We have been really fortunate to receive the Tier 1 grant from the Singaporean Ministry of Education. With this grant, we will look into obstacles to sustainable oil palm production at different points in the supply chain. While Singapore plays an important role both as a hub for large palm oil companies that spur economic growth in Southeast Asia, it is simultaneously an affected party of oil palm plantations expansion over peatlands in the form of haze. While deforestation for agricultural purposes is a major environmental problem, global demand for palm oil remains high, leaving continued but more sustainable production as a viable option for mitigation of environmental damage. However, targeting unsustainable practices in palm oil trade is complicated due to long and complex supply chains spanning a global market. Risk of actions that lead to deforestation exist at several levels in the supply chain, making implementation of sustainability standards difficult to achieve. Our interest is to address the risk of events leading to deforestation at two different levels of the supply chain, smallholders and traders.
First, the study will look at smallholders, who will be grouped based on socioeconomic characteristics using statistical cluster analysis. This way, the group/groups most likely to cultivate in sensitive ecosystems (unsustainable practice) can be identified. Second, the role of palm oil traders and their influence down the production chain will be evaluated through interviews with decision-makers in major palm oil trading companies as well as statistics on palm oil trade volumes. The outputs of this study will contribute towards identifying where deforestation risks are introduced along the palm oil supply chain and where opportunities for intervention can take place to mitigate these risks. I look forward to working with my collaborators on this project!

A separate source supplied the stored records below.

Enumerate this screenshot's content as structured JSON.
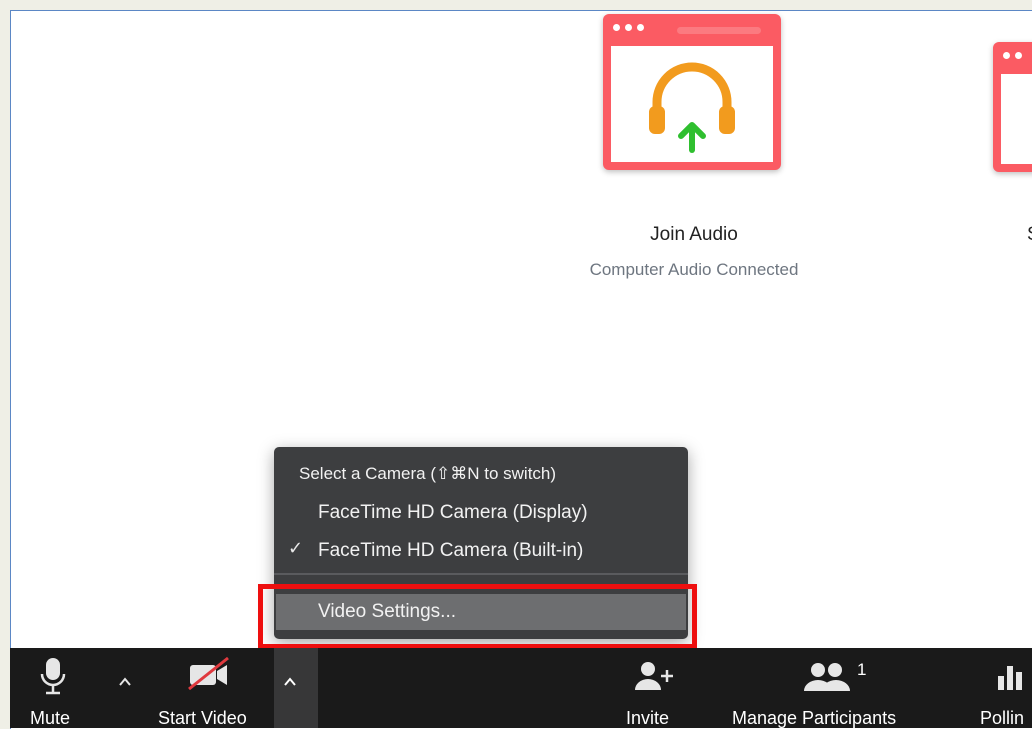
{
  "join_audio": {
    "title": "Join Audio",
    "subtitle": "Computer Audio Connected"
  },
  "edge_text": "S",
  "camera_menu": {
    "header": "Select a Camera (⇧⌘N to switch)",
    "options": [
      {
        "label": "FaceTime HD Camera (Display)",
        "checked": false
      },
      {
        "label": "FaceTime HD Camera (Built-in)",
        "checked": true
      }
    ],
    "check_glyph": "✓",
    "settings_label": "Video Settings..."
  },
  "toolbar": {
    "mute_label": "Mute",
    "start_video_label": "Start Video",
    "invite_label": "Invite",
    "manage_participants_label": "Manage Participants",
    "participant_count": "1",
    "polling_label": "Pollin"
  },
  "colors": {
    "card_red": "#fb5b63",
    "headphone_orange": "#f29b1e",
    "arrow_green": "#2fbf2f",
    "video_off_red": "#e0393e",
    "highlight_red": "#ee0f0f",
    "menu_bg": "#3d3e40",
    "toolbar_bg": "#1a1a1a"
  },
  "icons": [
    "headphones-icon",
    "up-arrow-icon",
    "microphone-icon",
    "video-off-icon",
    "chevron-up-icon",
    "add-person-icon",
    "participants-icon",
    "polling-icon",
    "checkmark-icon"
  ]
}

Anushka delivered a great talk on the typology of cashew farmers in northern Western Ghats and outlined how socio-political and economic drivers led to the expansion of cashew monoculture in the landscape. She received an unconditional pass for her Qualifying Exam at the Asian School of the Environment.
Li Jia completed her Final Year Project on sustainable seafood consumption practices in Singapore where she conducted an online survey on the the choice of fish used in Chinese wedding banquets and also looked into the sustainability policies of seafood companies based in Singapore.
Hearty congratulations to Anushka and Li Jia!